## Goal of the exercise
In the listing below, look for "content" and copy every line that has it.

## Exercise input
----
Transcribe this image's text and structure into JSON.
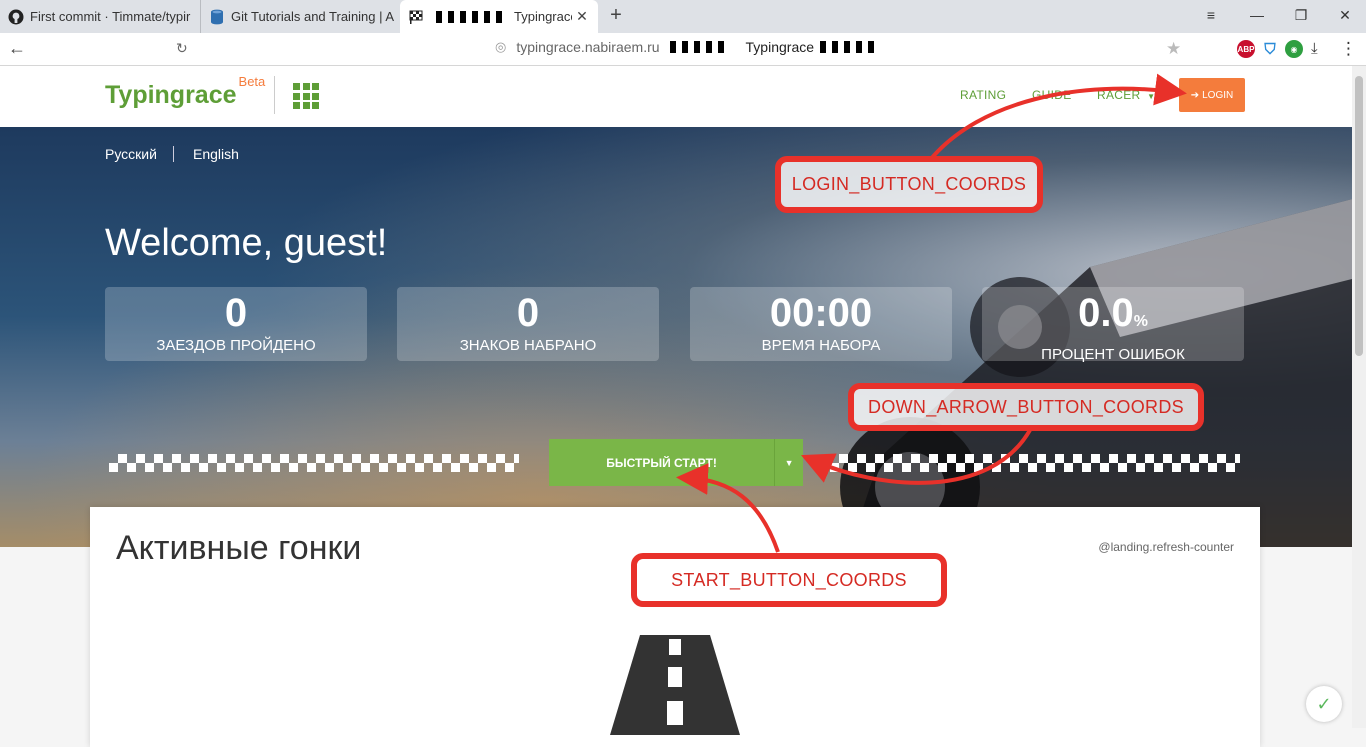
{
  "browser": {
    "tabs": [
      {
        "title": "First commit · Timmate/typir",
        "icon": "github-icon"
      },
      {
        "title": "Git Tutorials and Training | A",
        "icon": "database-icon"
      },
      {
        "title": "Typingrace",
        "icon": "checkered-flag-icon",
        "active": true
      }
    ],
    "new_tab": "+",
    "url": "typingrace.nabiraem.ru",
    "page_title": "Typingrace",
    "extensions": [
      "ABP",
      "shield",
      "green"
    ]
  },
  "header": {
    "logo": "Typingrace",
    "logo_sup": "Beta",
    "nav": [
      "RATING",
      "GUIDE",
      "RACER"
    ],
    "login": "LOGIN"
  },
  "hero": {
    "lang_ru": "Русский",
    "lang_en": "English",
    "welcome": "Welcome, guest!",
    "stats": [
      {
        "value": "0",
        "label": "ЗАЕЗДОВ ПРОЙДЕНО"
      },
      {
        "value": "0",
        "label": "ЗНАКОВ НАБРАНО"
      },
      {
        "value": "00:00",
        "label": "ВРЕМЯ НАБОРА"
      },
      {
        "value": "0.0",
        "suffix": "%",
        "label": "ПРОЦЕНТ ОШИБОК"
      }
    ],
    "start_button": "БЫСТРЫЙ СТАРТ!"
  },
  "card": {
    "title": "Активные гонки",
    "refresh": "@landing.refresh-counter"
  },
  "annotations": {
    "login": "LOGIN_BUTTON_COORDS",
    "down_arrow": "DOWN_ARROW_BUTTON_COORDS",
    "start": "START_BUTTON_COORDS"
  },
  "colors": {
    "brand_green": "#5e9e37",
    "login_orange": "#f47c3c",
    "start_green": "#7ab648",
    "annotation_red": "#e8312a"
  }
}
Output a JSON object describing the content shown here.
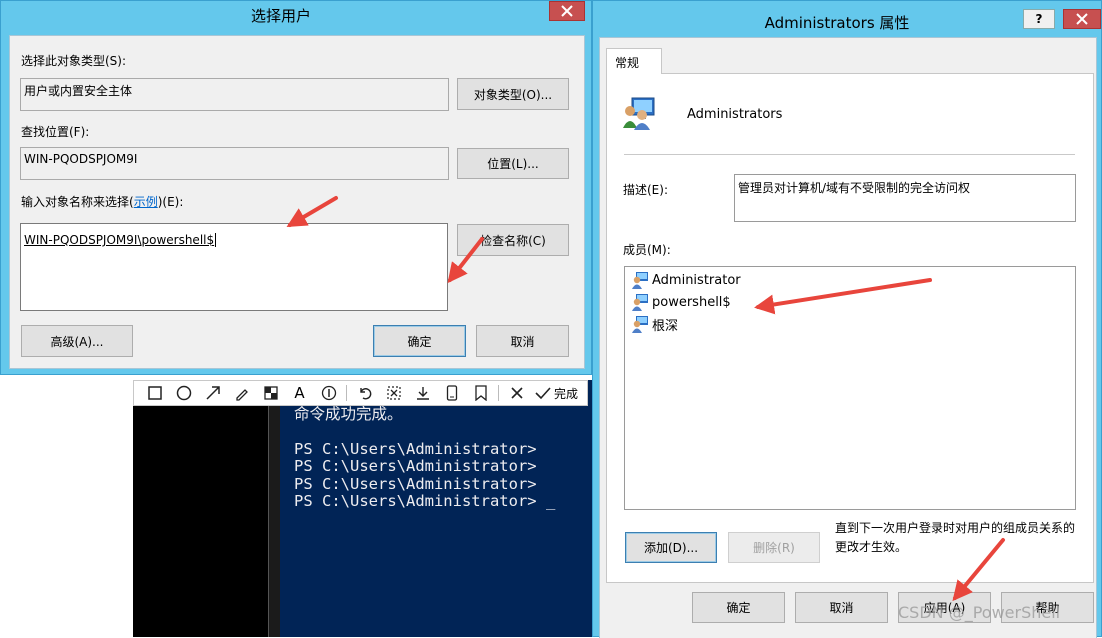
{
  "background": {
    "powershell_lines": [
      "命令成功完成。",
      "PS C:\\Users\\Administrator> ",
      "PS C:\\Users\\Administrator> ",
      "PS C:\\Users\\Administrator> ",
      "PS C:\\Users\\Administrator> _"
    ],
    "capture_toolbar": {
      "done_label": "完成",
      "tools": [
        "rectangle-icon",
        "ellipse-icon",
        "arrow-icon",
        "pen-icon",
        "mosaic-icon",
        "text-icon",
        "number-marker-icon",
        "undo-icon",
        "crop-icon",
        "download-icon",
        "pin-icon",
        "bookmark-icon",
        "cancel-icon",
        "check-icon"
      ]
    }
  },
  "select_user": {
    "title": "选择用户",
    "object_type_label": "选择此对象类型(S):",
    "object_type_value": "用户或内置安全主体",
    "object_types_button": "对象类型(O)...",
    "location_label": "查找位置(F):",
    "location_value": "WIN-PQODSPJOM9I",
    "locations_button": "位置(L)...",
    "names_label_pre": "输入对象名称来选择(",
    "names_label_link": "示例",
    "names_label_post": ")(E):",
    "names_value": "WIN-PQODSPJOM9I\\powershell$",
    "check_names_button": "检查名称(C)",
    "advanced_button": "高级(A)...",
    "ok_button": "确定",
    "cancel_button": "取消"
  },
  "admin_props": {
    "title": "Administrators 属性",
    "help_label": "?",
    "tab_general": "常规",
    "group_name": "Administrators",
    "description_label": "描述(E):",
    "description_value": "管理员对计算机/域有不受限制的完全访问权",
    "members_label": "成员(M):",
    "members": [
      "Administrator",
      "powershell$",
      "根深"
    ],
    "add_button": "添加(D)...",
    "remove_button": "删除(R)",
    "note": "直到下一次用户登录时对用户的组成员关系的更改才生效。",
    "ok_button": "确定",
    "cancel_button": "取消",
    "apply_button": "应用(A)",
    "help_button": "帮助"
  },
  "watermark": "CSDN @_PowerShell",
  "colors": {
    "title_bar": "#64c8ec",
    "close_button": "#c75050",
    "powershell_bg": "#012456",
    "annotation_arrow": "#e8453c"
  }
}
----
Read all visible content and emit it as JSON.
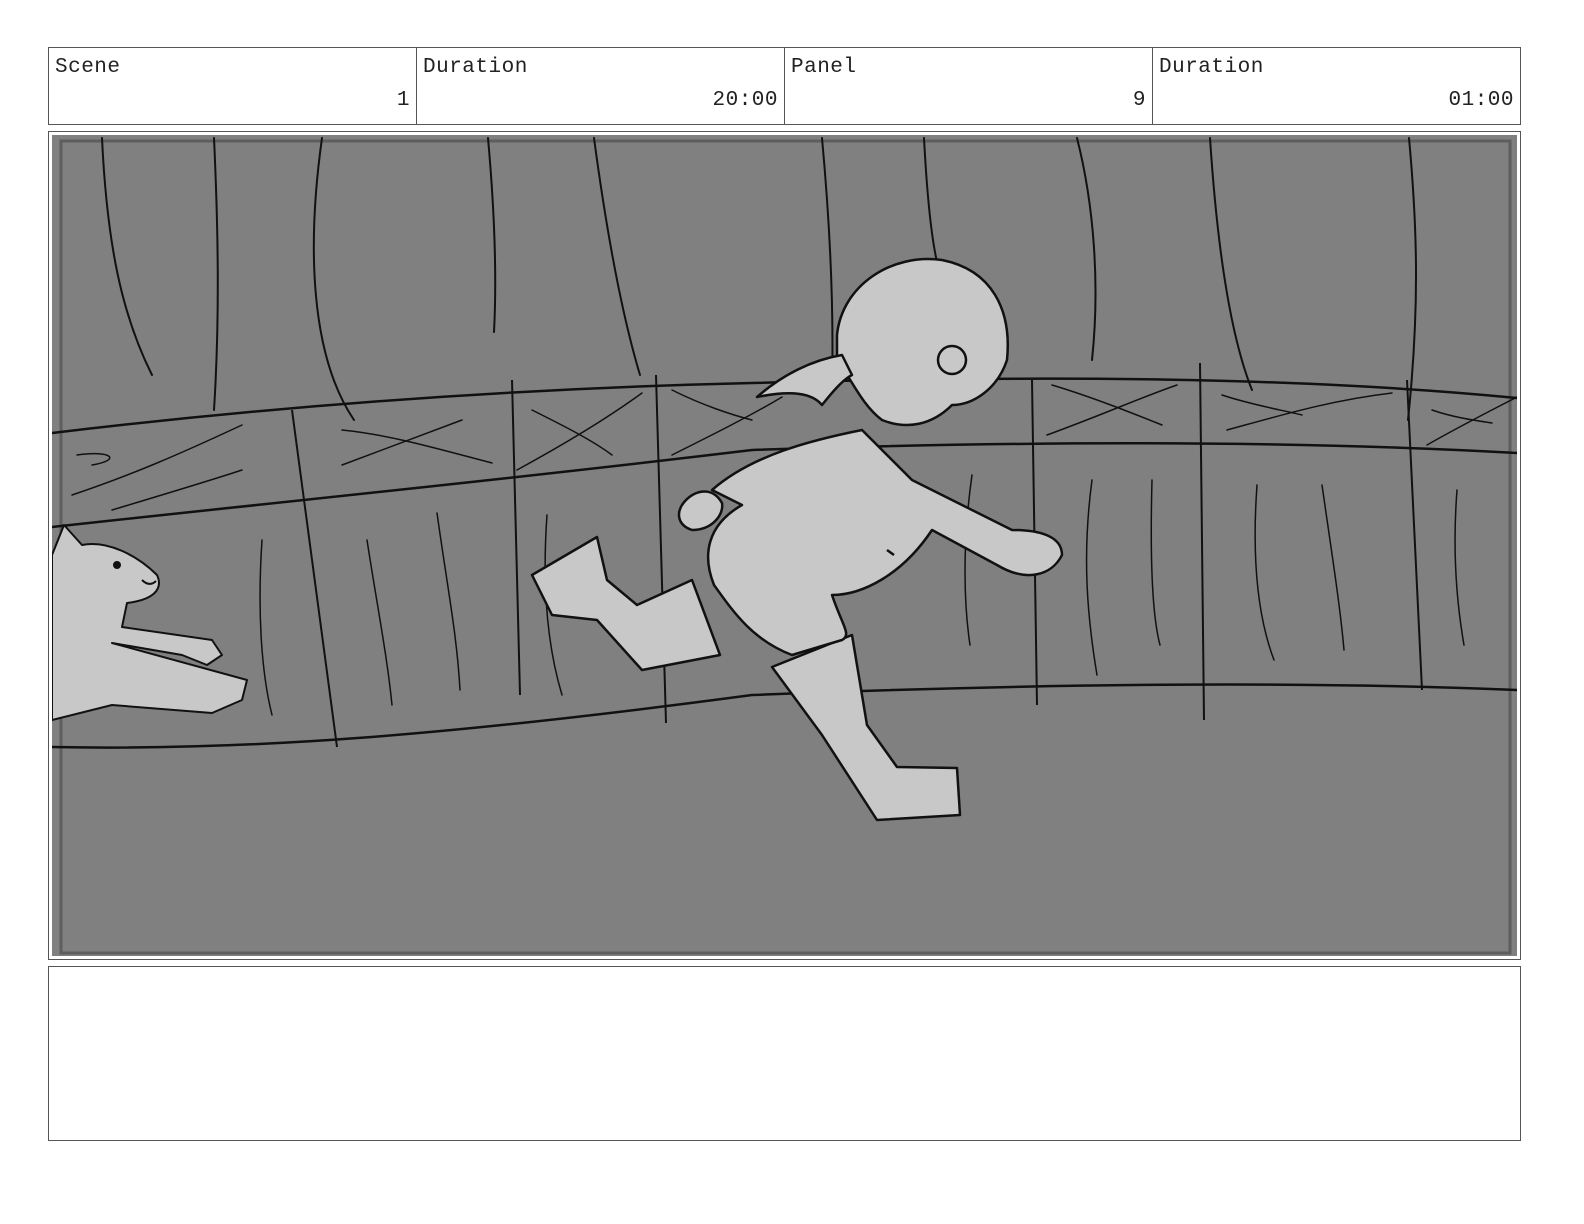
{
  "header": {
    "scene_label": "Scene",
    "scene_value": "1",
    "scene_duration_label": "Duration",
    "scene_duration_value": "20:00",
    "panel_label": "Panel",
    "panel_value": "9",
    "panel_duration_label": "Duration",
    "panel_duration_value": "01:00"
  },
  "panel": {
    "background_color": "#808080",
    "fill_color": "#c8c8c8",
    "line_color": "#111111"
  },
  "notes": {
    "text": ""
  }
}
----
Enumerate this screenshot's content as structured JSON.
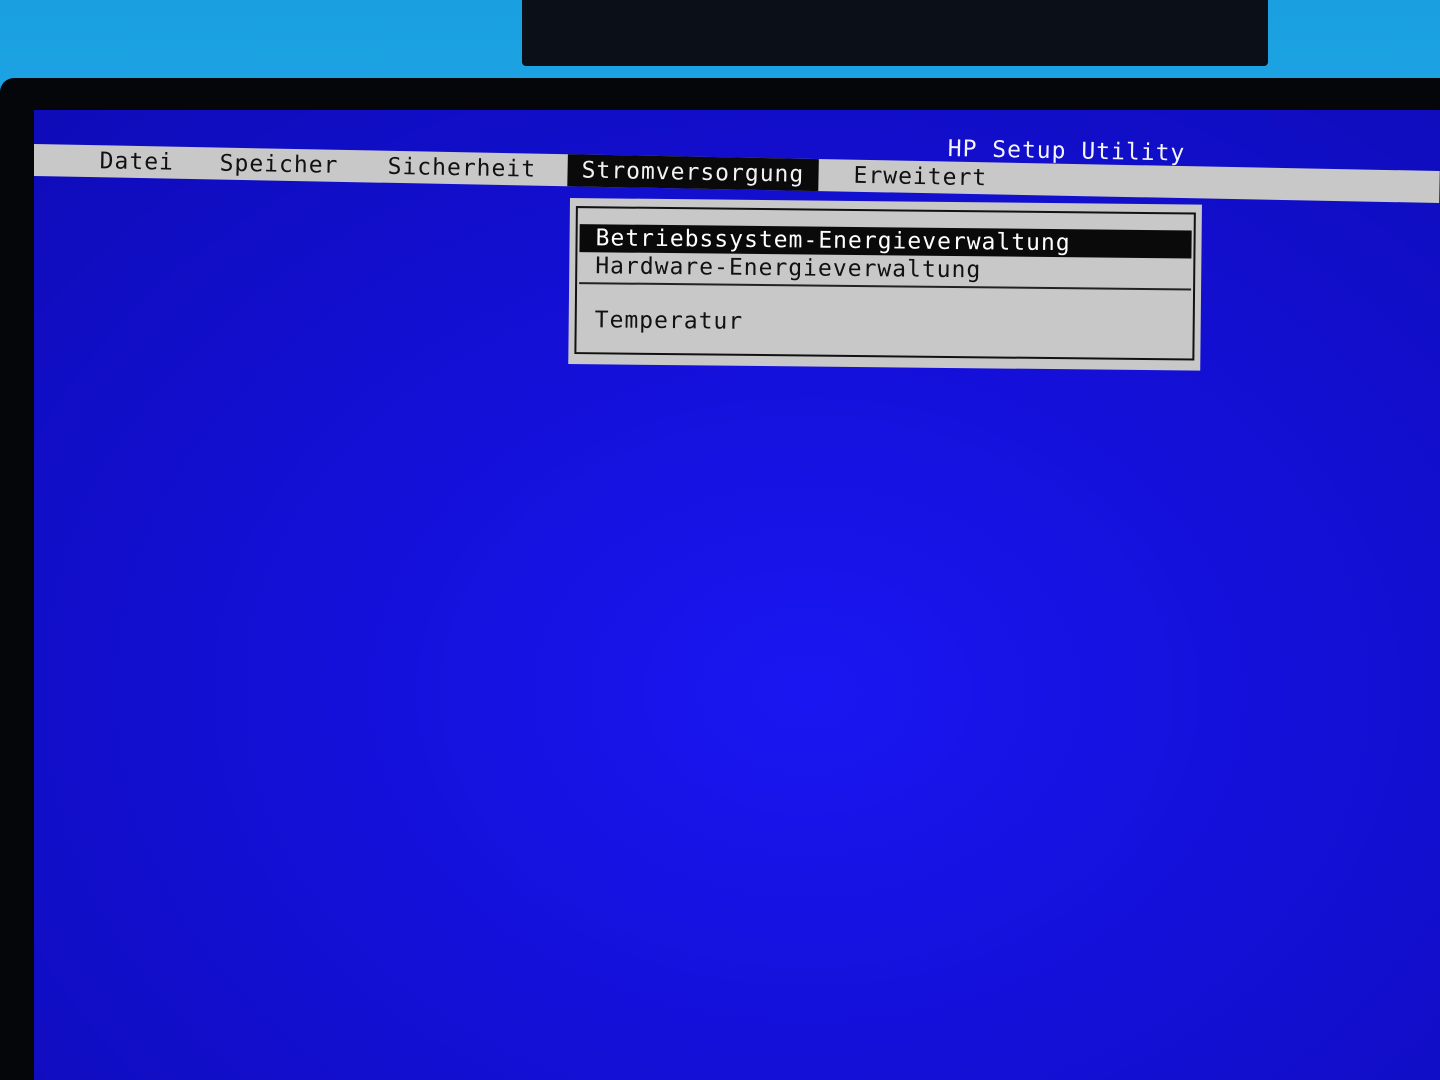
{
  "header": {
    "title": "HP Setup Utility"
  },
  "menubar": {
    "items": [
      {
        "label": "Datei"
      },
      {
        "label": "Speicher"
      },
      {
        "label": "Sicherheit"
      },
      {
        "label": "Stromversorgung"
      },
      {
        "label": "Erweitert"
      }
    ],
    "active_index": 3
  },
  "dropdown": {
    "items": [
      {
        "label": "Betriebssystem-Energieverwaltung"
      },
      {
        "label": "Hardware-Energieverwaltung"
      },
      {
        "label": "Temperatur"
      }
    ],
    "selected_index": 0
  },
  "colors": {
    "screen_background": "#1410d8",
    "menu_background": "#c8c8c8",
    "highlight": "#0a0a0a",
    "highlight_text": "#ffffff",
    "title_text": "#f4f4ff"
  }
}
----
## Answer
Output a JSON object describing the content shown here.
Read all visible content and emit it as JSON.
Enumerate this screenshot's content as structured JSON.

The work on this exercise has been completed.